(What is expected): Return the count of lines in the records that include the string "link", and nothing besides it.
▬▬▬▬▬▬▬▬▬▬
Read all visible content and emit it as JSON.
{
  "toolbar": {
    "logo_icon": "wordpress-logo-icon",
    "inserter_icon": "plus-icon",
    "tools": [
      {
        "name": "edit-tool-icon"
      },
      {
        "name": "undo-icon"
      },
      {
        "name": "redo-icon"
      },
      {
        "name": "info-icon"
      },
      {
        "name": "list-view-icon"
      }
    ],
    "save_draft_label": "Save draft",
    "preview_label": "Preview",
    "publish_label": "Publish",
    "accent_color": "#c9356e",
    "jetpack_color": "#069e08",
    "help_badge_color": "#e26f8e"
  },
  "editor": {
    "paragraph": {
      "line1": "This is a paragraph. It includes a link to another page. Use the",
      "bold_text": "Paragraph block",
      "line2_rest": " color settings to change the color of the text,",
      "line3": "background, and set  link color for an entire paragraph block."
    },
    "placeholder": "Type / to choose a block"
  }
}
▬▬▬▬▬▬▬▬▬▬
(Solution for this exercise): 2